> [WHAT TO DO]
Retype all of the data word for word, without pictures.
___ DATASET EXCERPTS
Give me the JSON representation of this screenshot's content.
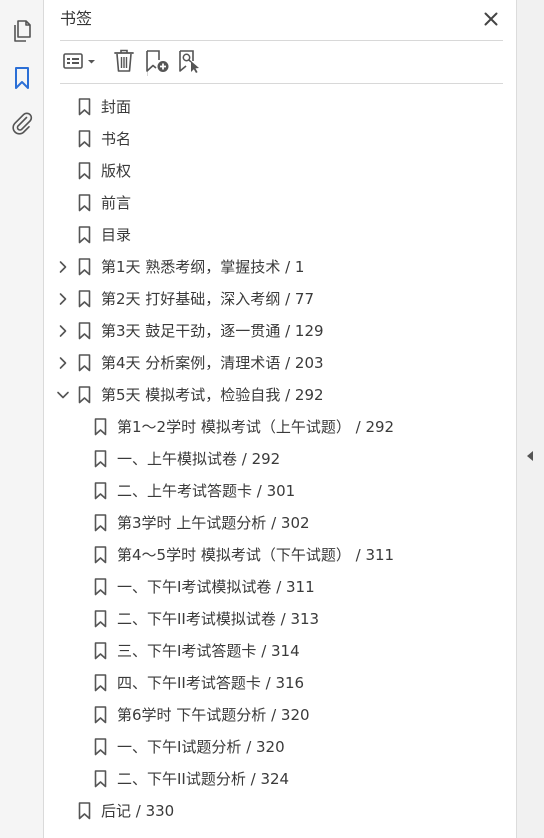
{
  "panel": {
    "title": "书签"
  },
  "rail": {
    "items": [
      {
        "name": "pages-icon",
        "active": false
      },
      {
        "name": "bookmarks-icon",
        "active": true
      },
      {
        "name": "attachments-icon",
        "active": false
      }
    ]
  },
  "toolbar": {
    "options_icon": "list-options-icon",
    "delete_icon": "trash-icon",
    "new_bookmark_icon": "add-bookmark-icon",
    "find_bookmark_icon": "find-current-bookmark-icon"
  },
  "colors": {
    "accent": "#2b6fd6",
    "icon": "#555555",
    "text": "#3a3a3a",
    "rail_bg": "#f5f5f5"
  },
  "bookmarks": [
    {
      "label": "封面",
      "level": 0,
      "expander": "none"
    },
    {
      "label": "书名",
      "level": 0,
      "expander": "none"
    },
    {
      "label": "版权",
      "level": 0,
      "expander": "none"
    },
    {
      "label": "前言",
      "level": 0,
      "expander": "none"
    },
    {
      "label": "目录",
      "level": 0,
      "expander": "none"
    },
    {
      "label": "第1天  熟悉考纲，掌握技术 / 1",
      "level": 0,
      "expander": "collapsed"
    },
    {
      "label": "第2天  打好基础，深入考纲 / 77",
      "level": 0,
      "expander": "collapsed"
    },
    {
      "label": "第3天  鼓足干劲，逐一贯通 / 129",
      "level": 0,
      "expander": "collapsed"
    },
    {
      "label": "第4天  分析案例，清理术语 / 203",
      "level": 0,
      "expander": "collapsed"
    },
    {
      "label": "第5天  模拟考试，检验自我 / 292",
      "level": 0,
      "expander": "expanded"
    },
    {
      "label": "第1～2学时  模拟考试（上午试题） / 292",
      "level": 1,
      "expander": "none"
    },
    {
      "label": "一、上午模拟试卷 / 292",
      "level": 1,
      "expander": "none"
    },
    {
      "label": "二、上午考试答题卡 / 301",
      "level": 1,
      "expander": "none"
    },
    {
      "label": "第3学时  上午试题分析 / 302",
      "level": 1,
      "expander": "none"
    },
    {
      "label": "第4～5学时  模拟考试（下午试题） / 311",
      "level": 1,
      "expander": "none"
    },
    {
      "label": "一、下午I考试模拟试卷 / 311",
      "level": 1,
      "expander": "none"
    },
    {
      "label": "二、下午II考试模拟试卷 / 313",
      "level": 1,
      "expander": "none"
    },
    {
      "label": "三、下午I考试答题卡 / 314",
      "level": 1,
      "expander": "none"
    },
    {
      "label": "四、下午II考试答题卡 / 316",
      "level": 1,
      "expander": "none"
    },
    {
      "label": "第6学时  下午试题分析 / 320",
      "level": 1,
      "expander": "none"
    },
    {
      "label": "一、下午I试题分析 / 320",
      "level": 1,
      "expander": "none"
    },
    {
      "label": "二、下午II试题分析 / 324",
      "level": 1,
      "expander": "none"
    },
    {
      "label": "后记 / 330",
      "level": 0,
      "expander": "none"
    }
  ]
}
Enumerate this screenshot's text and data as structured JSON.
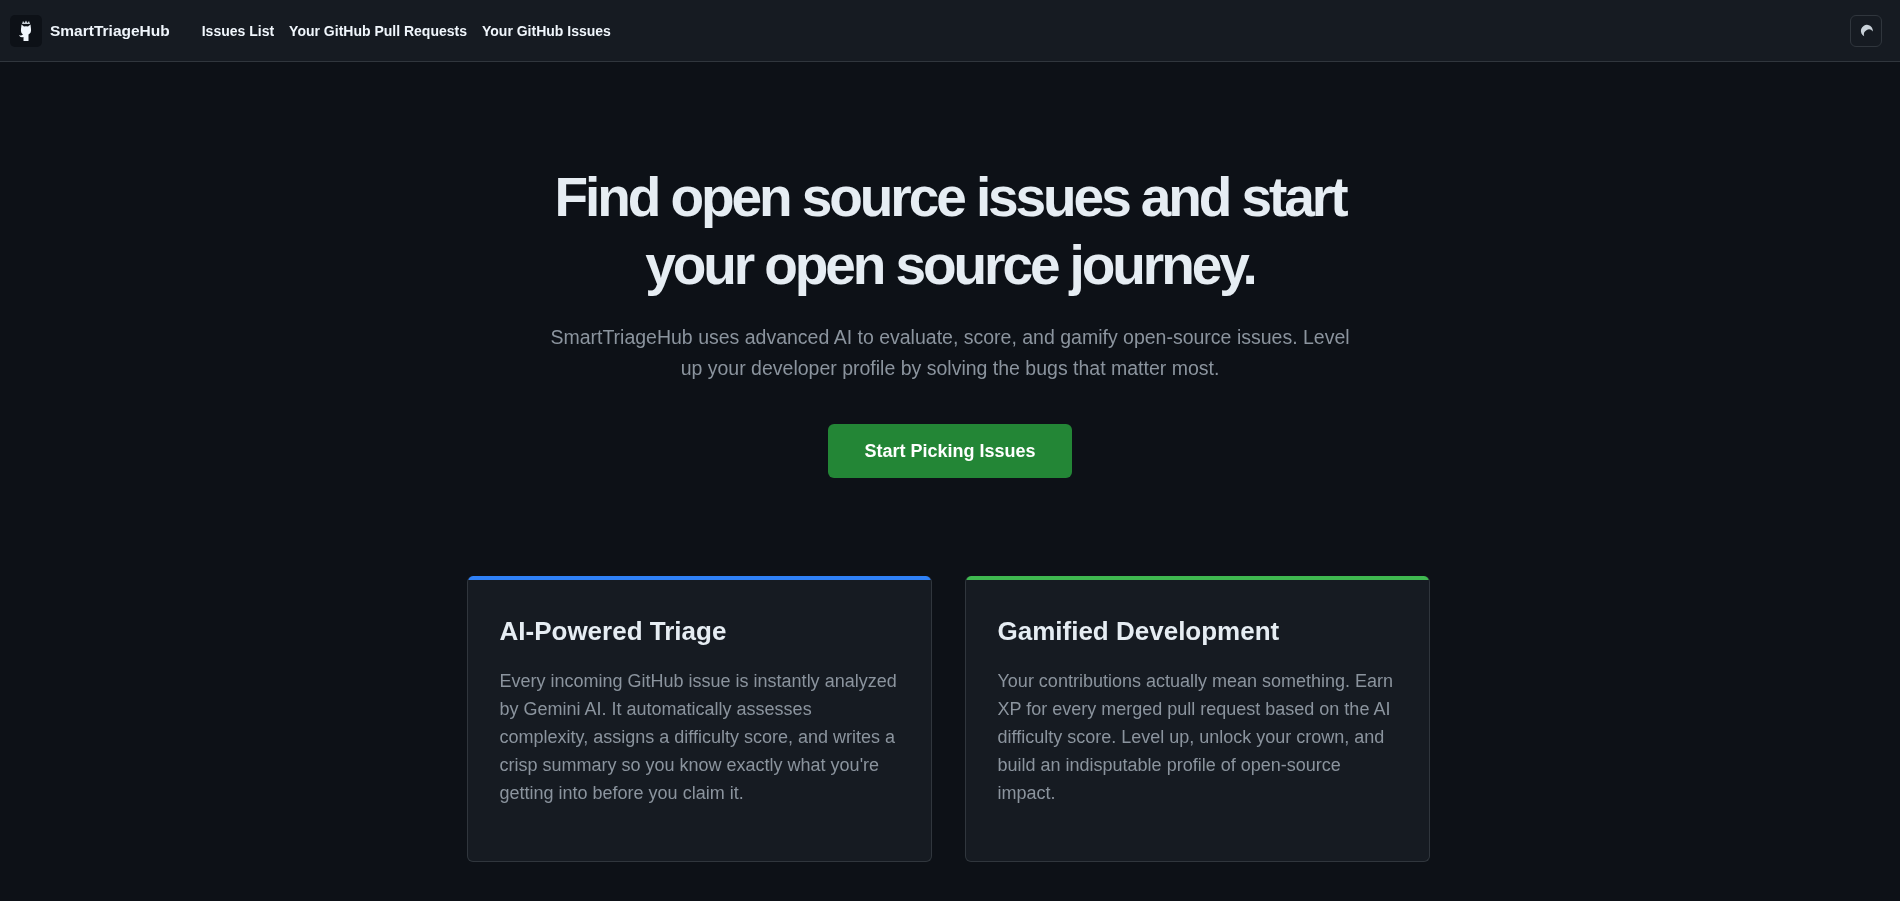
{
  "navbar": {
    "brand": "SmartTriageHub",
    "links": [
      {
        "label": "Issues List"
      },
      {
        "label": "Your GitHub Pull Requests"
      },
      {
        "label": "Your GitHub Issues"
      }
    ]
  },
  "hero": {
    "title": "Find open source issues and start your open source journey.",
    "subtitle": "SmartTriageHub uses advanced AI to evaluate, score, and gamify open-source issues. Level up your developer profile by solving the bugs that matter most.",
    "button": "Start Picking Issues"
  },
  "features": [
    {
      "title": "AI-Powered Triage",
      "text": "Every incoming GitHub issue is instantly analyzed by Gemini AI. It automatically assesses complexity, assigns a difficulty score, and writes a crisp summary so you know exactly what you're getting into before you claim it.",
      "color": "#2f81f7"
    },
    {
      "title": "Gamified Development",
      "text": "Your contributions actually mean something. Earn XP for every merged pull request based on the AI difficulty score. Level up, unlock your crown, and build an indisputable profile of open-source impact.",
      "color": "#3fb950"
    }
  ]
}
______
> [ANSWER SPACE]
Give me the JSON representation of this screenshot's content.
{
  "panel": {
    "title": "书签"
  },
  "rail": {
    "items": [
      {
        "name": "pages-icon",
        "active": false
      },
      {
        "name": "bookmarks-icon",
        "active": true
      },
      {
        "name": "attachments-icon",
        "active": false
      }
    ]
  },
  "toolbar": {
    "options_icon": "list-options-icon",
    "delete_icon": "trash-icon",
    "new_bookmark_icon": "add-bookmark-icon",
    "find_bookmark_icon": "find-current-bookmark-icon"
  },
  "colors": {
    "accent": "#2b6fd6",
    "icon": "#555555",
    "text": "#3a3a3a",
    "rail_bg": "#f5f5f5"
  },
  "bookmarks": [
    {
      "label": "封面",
      "level": 0,
      "expander": "none"
    },
    {
      "label": "书名",
      "level": 0,
      "expander": "none"
    },
    {
      "label": "版权",
      "level": 0,
      "expander": "none"
    },
    {
      "label": "前言",
      "level": 0,
      "expander": "none"
    },
    {
      "label": "目录",
      "level": 0,
      "expander": "none"
    },
    {
      "label": "第1天  熟悉考纲，掌握技术 / 1",
      "level": 0,
      "expander": "collapsed"
    },
    {
      "label": "第2天  打好基础，深入考纲 / 77",
      "level": 0,
      "expander": "collapsed"
    },
    {
      "label": "第3天  鼓足干劲，逐一贯通 / 129",
      "level": 0,
      "expander": "collapsed"
    },
    {
      "label": "第4天  分析案例，清理术语 / 203",
      "level": 0,
      "expander": "collapsed"
    },
    {
      "label": "第5天  模拟考试，检验自我 / 292",
      "level": 0,
      "expander": "expanded"
    },
    {
      "label": "第1～2学时  模拟考试（上午试题） / 292",
      "level": 1,
      "expander": "none"
    },
    {
      "label": "一、上午模拟试卷 / 292",
      "level": 1,
      "expander": "none"
    },
    {
      "label": "二、上午考试答题卡 / 301",
      "level": 1,
      "expander": "none"
    },
    {
      "label": "第3学时  上午试题分析 / 302",
      "level": 1,
      "expander": "none"
    },
    {
      "label": "第4～5学时  模拟考试（下午试题） / 311",
      "level": 1,
      "expander": "none"
    },
    {
      "label": "一、下午I考试模拟试卷 / 311",
      "level": 1,
      "expander": "none"
    },
    {
      "label": "二、下午II考试模拟试卷 / 313",
      "level": 1,
      "expander": "none"
    },
    {
      "label": "三、下午I考试答题卡 / 314",
      "level": 1,
      "expander": "none"
    },
    {
      "label": "四、下午II考试答题卡 / 316",
      "level": 1,
      "expander": "none"
    },
    {
      "label": "第6学时  下午试题分析 / 320",
      "level": 1,
      "expander": "none"
    },
    {
      "label": "一、下午I试题分析 / 320",
      "level": 1,
      "expander": "none"
    },
    {
      "label": "二、下午II试题分析 / 324",
      "level": 1,
      "expander": "none"
    },
    {
      "label": "后记 / 330",
      "level": 0,
      "expander": "none"
    }
  ]
}
Enumerate this screenshot's text and data as structured JSON.
{
  "navbar": {
    "brand": "SmartTriageHub",
    "links": [
      {
        "label": "Issues List"
      },
      {
        "label": "Your GitHub Pull Requests"
      },
      {
        "label": "Your GitHub Issues"
      }
    ]
  },
  "hero": {
    "title": "Find open source issues and start your open source journey.",
    "subtitle": "SmartTriageHub uses advanced AI to evaluate, score, and gamify open-source issues. Level up your developer profile by solving the bugs that matter most.",
    "button": "Start Picking Issues"
  },
  "features": [
    {
      "title": "AI-Powered Triage",
      "text": "Every incoming GitHub issue is instantly analyzed by Gemini AI. It automatically assesses complexity, assigns a difficulty score, and writes a crisp summary so you know exactly what you're getting into before you claim it.",
      "color": "#2f81f7"
    },
    {
      "title": "Gamified Development",
      "text": "Your contributions actually mean something. Earn XP for every merged pull request based on the AI difficulty score. Level up, unlock your crown, and build an indisputable profile of open-source impact.",
      "color": "#3fb950"
    }
  ]
}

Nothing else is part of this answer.